People who have received sentences in narcotic cases involving other drugs besides crack who through good behavior worked their way down to placement in a camp or low or medium facility could receive similar consideration. You could also give special priority to veterans and older individuals and could consider granting relief to individuals who have been labeled as career offenders who have only narcotics as a triggering offense, a group that the Sentencing Commission recently urged Congress to treat differently because of their lower rates of recidivism and less culpable conduct. Similarly, those individuals who have received double mandatory minimum sentences where the individual has only drug convictions are calling out for relief.
The open letter contended that “the Constitution envisions precisely this kind of corrective against undue severity in the law,” and told Obama what he undoubtedly already knows, that “with a stroke of your pen, you could change the lives of thousands of individuals and their families and write a legacy that will stand throughout history.”
So far, no one’s making money betting on how this Administration will exercise the pardon and clemency power. With 42 days left, the odds are nearly the same that he will grant clemency to only a trickle more and that he’ll unlock the prison doors. About the only sure bet is the chances for clemency will equal a snowball’s odds in hell after January 20th.
Washington Post, He got life without parole for pot. And he was just denied clemency (December 2, 2016)
The New York Times, President Obama’s Last Chance to Show Mercy (December 6, 2016)

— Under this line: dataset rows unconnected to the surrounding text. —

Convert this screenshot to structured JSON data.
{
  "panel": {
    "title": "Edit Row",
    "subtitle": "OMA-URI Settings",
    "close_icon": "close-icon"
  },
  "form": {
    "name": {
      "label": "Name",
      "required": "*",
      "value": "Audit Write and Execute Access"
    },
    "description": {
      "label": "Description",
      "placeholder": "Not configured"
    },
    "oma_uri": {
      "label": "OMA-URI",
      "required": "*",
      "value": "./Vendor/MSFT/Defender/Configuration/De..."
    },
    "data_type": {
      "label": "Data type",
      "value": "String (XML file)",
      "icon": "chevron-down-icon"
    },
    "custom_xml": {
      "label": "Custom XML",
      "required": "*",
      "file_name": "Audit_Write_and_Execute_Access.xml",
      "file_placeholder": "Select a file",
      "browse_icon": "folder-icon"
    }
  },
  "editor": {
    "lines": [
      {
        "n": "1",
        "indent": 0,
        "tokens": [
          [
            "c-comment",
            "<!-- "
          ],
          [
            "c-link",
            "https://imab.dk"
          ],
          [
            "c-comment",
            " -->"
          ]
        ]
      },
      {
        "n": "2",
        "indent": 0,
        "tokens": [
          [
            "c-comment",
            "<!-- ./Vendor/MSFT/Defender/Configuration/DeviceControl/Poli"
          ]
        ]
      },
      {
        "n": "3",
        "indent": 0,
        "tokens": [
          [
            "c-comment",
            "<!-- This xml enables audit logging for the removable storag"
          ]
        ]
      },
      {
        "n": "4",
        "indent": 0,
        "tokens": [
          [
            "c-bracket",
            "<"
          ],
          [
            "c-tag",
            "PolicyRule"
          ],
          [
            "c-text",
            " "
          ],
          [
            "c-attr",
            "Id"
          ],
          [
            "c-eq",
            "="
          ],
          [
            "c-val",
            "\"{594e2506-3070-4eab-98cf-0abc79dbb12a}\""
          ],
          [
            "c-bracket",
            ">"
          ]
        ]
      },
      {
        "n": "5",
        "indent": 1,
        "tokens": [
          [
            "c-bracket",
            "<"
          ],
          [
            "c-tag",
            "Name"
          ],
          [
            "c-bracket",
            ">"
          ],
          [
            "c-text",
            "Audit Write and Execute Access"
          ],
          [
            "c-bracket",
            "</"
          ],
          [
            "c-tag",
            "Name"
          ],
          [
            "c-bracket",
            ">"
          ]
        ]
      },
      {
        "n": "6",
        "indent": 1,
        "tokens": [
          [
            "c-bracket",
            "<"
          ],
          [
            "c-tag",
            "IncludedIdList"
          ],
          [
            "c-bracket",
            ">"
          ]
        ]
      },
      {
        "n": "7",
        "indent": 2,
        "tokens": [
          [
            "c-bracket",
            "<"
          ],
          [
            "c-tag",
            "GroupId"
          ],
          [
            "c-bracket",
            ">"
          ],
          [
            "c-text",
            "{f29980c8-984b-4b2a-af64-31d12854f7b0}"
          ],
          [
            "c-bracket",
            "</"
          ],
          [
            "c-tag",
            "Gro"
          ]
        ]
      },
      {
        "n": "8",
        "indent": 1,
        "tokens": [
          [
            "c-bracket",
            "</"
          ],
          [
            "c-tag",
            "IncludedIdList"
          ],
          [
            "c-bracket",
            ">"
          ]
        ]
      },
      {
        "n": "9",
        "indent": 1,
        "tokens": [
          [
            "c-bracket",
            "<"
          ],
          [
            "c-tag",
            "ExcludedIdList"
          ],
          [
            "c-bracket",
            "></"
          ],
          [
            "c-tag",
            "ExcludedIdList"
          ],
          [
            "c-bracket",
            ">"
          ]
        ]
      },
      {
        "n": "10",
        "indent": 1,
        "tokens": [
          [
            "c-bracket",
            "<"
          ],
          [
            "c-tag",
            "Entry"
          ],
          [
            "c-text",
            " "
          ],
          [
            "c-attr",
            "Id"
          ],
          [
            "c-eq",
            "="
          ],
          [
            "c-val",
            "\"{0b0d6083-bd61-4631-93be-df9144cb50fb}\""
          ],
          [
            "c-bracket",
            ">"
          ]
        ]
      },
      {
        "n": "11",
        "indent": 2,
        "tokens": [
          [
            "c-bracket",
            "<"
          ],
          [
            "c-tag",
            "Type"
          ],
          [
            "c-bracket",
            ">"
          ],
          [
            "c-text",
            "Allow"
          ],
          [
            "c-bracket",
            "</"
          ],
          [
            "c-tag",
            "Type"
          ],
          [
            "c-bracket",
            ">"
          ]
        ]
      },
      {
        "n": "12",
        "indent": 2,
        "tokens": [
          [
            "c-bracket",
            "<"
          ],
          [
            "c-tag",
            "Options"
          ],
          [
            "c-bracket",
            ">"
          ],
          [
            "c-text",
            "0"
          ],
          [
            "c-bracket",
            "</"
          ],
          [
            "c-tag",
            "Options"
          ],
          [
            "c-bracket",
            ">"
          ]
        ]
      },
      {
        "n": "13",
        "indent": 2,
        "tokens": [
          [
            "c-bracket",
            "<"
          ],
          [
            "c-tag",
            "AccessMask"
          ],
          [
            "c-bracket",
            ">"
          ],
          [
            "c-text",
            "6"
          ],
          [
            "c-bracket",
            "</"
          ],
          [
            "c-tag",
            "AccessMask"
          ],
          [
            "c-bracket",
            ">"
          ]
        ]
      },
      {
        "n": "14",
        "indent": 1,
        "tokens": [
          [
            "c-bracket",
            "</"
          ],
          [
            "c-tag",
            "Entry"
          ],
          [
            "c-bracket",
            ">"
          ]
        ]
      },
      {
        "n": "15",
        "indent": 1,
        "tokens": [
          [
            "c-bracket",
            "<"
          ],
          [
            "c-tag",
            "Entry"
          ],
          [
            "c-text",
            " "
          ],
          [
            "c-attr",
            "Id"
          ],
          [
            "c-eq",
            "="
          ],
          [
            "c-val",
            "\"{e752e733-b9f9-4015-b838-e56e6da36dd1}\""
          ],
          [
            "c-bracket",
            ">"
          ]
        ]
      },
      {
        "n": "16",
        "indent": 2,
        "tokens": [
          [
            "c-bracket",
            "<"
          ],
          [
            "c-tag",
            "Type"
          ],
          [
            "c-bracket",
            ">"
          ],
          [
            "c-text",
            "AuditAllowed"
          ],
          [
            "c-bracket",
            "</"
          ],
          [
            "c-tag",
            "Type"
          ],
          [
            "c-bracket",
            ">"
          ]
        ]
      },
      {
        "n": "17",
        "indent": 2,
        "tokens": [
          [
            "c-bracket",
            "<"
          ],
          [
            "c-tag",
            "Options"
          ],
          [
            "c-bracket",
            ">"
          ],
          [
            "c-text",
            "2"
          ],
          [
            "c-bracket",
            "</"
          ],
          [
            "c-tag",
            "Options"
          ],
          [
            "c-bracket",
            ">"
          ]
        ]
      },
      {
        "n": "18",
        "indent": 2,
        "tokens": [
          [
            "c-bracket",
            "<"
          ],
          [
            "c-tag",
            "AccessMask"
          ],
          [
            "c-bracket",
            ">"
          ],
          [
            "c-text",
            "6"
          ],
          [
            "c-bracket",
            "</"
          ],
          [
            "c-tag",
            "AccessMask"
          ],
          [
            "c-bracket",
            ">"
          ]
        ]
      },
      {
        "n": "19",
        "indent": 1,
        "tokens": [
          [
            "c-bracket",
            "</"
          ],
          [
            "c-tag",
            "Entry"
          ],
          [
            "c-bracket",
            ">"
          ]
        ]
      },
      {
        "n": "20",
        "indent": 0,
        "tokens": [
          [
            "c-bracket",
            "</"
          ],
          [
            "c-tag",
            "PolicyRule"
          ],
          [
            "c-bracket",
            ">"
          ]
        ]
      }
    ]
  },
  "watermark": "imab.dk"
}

Berman, Sentencing Law and Policy, At 11th hour, more advocacy for Prez Obama to make big 11th-hour clemency push (Dec. 7, 2016)
Open Letter to President Obama (November 29, 2016)